Cudennec Carlisle grew up in Hong Kong and says she has a memory, from about the age of eight years, of being on a boat and seeing a fridge floating in the ocean. It was, she said, such a graphic image and remembers being sad to see that humans were destroying our oceans and damaging our planet.
“That always stayed with me but it took a while for it to fully manifest into what I was doing,” she said.
The Goldfinger team source, select and work with superior sustainable materials, mostly reclaimed, and aim to create classic pieces that are timeless through expert craftsmanship and creativity for projects of all sizes.

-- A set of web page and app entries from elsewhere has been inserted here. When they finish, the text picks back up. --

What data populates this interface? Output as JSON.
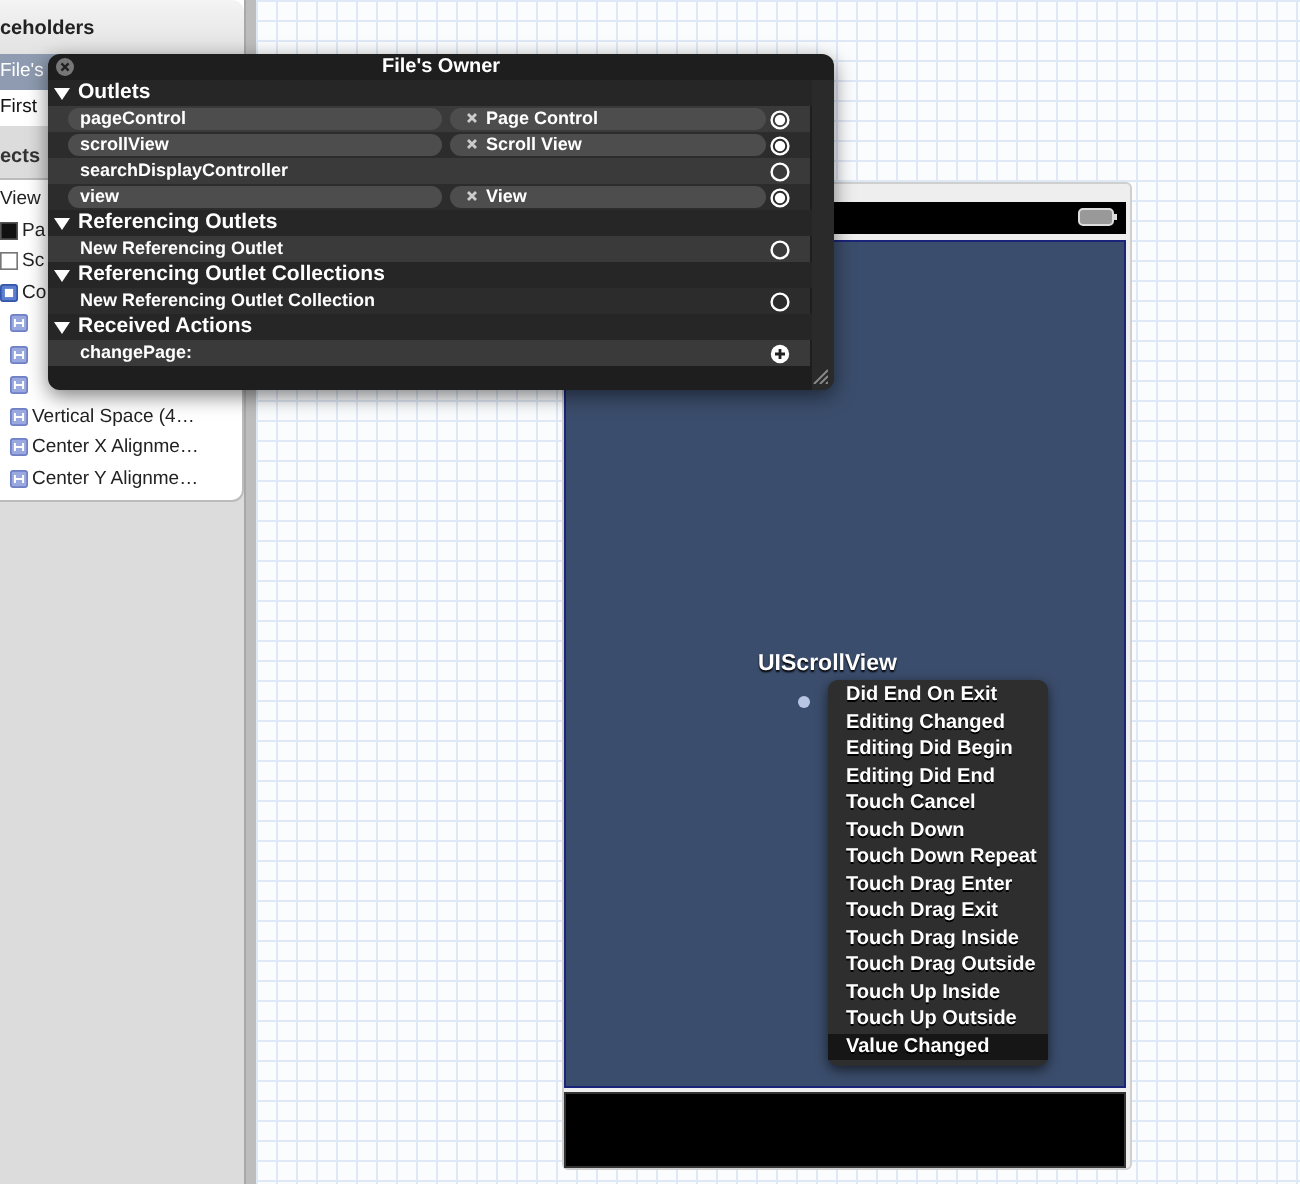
{
  "sidebar": {
    "placeholders_header": "ceholders",
    "placeholders": [
      {
        "label": "File's",
        "selected": true
      },
      {
        "label": "First",
        "selected": false
      }
    ],
    "objects_header": "ects",
    "objects": [
      {
        "label": "View",
        "children": [
          {
            "label": "Pa",
            "kind": "dark"
          },
          {
            "label": "Sc",
            "kind": "light"
          },
          {
            "label": "Co",
            "kind": "group",
            "children": [
              {
                "kind": "constraint"
              },
              {
                "kind": "constraint"
              },
              {
                "kind": "constraint"
              },
              {
                "label": "Vertical Space (4…",
                "kind": "constraint"
              },
              {
                "label": "Center X Alignme…",
                "kind": "constraint"
              },
              {
                "label": "Center Y Alignme…",
                "kind": "constraint"
              }
            ]
          }
        ]
      }
    ]
  },
  "popup": {
    "title": "File's Owner",
    "sections": [
      {
        "title": "Outlets",
        "expanded": true,
        "rows": [
          {
            "name": "pageControl",
            "target": "Page Control",
            "kind": "outlet",
            "connected": true
          },
          {
            "name": "scrollView",
            "target": "Scroll View",
            "kind": "outlet",
            "connected": true
          },
          {
            "name": "searchDisplayController",
            "kind": "outlet",
            "connected": false
          },
          {
            "name": "view",
            "target": "View",
            "kind": "outlet",
            "connected": true
          }
        ]
      },
      {
        "title": "Referencing Outlets",
        "expanded": true,
        "rows": [
          {
            "name": "New Referencing Outlet",
            "kind": "outlet",
            "connected": false
          }
        ]
      },
      {
        "title": "Referencing Outlet Collections",
        "expanded": true,
        "rows": [
          {
            "name": "New Referencing Outlet Collection",
            "kind": "outlet",
            "connected": false
          }
        ]
      },
      {
        "title": "Received Actions",
        "expanded": true,
        "rows": [
          {
            "name": "changePage:",
            "kind": "action"
          }
        ]
      }
    ]
  },
  "canvas": {
    "view_label": "UIScrollView",
    "events": [
      {
        "label": "Did End On Exit",
        "selected": false
      },
      {
        "label": "Editing Changed",
        "selected": false
      },
      {
        "label": "Editing Did Begin",
        "selected": false
      },
      {
        "label": "Editing Did End",
        "selected": false
      },
      {
        "label": "Touch Cancel",
        "selected": false
      },
      {
        "label": "Touch Down",
        "selected": false
      },
      {
        "label": "Touch Down Repeat",
        "selected": false
      },
      {
        "label": "Touch Drag Enter",
        "selected": false
      },
      {
        "label": "Touch Drag Exit",
        "selected": false
      },
      {
        "label": "Touch Drag Inside",
        "selected": false
      },
      {
        "label": "Touch Drag Outside",
        "selected": false
      },
      {
        "label": "Touch Up Inside",
        "selected": false
      },
      {
        "label": "Touch Up Outside",
        "selected": false
      },
      {
        "label": "Value Changed",
        "selected": true
      }
    ]
  }
}
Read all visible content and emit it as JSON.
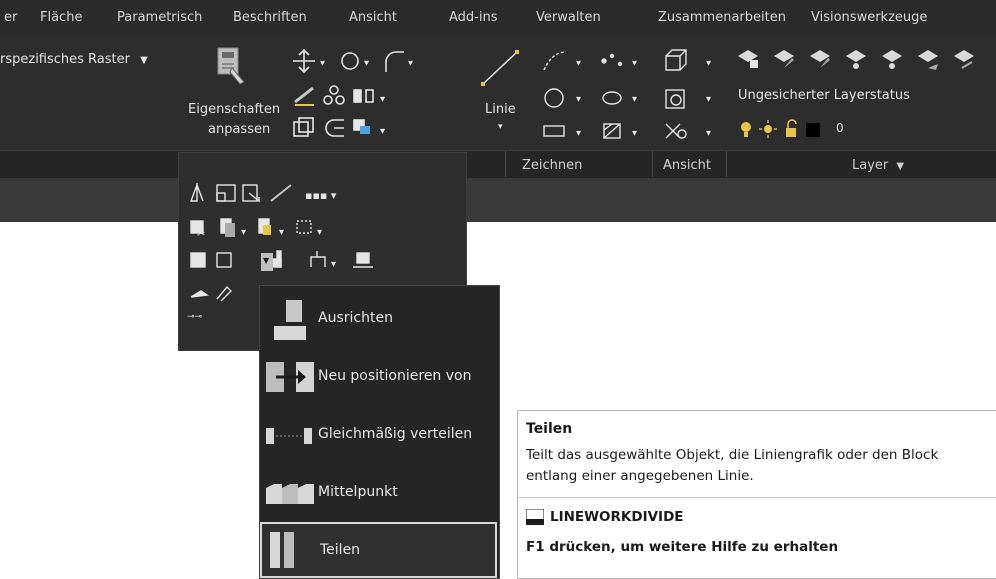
{
  "tabs": [
    "er",
    "Fläche",
    "Parametrisch",
    "Beschriften",
    "Ansicht",
    "Add-ins",
    "Verwalten",
    "Zusammenarbeiten",
    "Visionswerkzeuge"
  ],
  "ribbon": {
    "grid_dropdown": "rspezifisches Raster",
    "eigenschaften_l1": "Eigenschaften",
    "eigenschaften_l2": "anpassen",
    "linie": "Linie",
    "layer_status": "Ungesicherter Layerstatus",
    "layer_value": "0",
    "groups": {
      "zeichnen": "Zeichnen",
      "ansicht": "Ansicht",
      "layer": "Layer"
    }
  },
  "dropdown": {
    "items": [
      "Ausrichten",
      "Neu positionieren von",
      "Gleichmäßig verteilen",
      "Mittelpunkt",
      "Teilen"
    ]
  },
  "tooltip": {
    "title": "Teilen",
    "line1": "Teilt das ausgewählte Objekt, die Liniengrafik oder den Block",
    "line2": "entlang einer angegebenen Linie.",
    "command": "LINEWORKDIVIDE",
    "help": "F1 drücken, um weitere Hilfe zu erhalten"
  },
  "colors": {
    "menubar": "#2b2b2b",
    "ribbon": "#2d2d2d",
    "dropdown": "#262626",
    "tooltip": "#ffffff"
  }
}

The company’s range is extensive. Goldfinger bespoke pieces are made in collaboration with architects, hotels, restaurants and shops –– check out their work at Fat Macy’s and Gail’s Bakery. The company also has a range of products including chairs, coffee tables, benches, shelves and dining tables available to retail buyers. Add to that linen aprons, silk scarves, ceramics and even skincare products and it’s the perfect place for gift buying. Beyond products, Goldfinger also offers workshops in crafts such as bookbinding, leather works and dried flower arranging for those keen to learn a new skill.
See our related story in this week’s Climate & Style
If you’re in the market for one-off pieces of elegant furniture, check out Goldfinger’s exclusive Ayrton Collection. This is the first in the company’s circular design collection, handcrafted from reclaimed teak donated by Imperial College London, combined with sustainably sourced Douglas fir timber. It’s named after Hertha Ayrton, the first woman to publish a paper at the Institution of Electrical Engineering and a proud suffragette. The collection includes a desk, chair, side table and bench and is launching during London Craft Week. These pieces are showcased in the Goldfinger showroom and are being auctioned online available for purchase from anywhere in the world. Bid now to be the proud owner of a piece of design history in the silent auction until October 6th at 9 pm London time.
“Our new furniture collection brings together our minimalist design aesthetic with our commitment to sustainability,” said Cudennec Carlisle. “I’m so grateful to Imperial College London for donating the rare teak that made the Ayrton collection possible. It’s a great story of the power of collaboration to create sustainable supply chains.”
Like everything else at Goldfinger, the collection tells a story. It’s very much a part of the company’s philosophy that starts with a firm understanding that what they make and sell starts with trees. Given the threat to forests and biodiversity, customers are asked to consider material sources and impact, appreciation for craftsmanship, durability and how it might eventually be reused or recycled at the end of its life.
Goldfinger’s circular economy approach means the company looks beyond its direct impact to the role it can play in its community. In the past, the company hosted a monthly People’s Kitchen, with in-house chef Panella, offering free community meals made from the surplus food from local bakeries and markets that would have otherwise gone to landfill. During COVID, the Kitchen team pivoted to delivering meals directly to those in need in their community. Its education Academy offers apprenticeship training for young people from disadvantaged backgrounds but also does workshops through schools with kids as young as 10 and 11.
“We were ahead of the curve in thinking about the circular economy,” Cudennec Carlisle says. “That has given us a very privileged position, to be at the forefront of these conversations. We hope to be an inspiration to others to do the same. I’d love for Goldfinger to stand as an example for every business –– not just furniture design –– of re-conceptualizing waste as a resource.”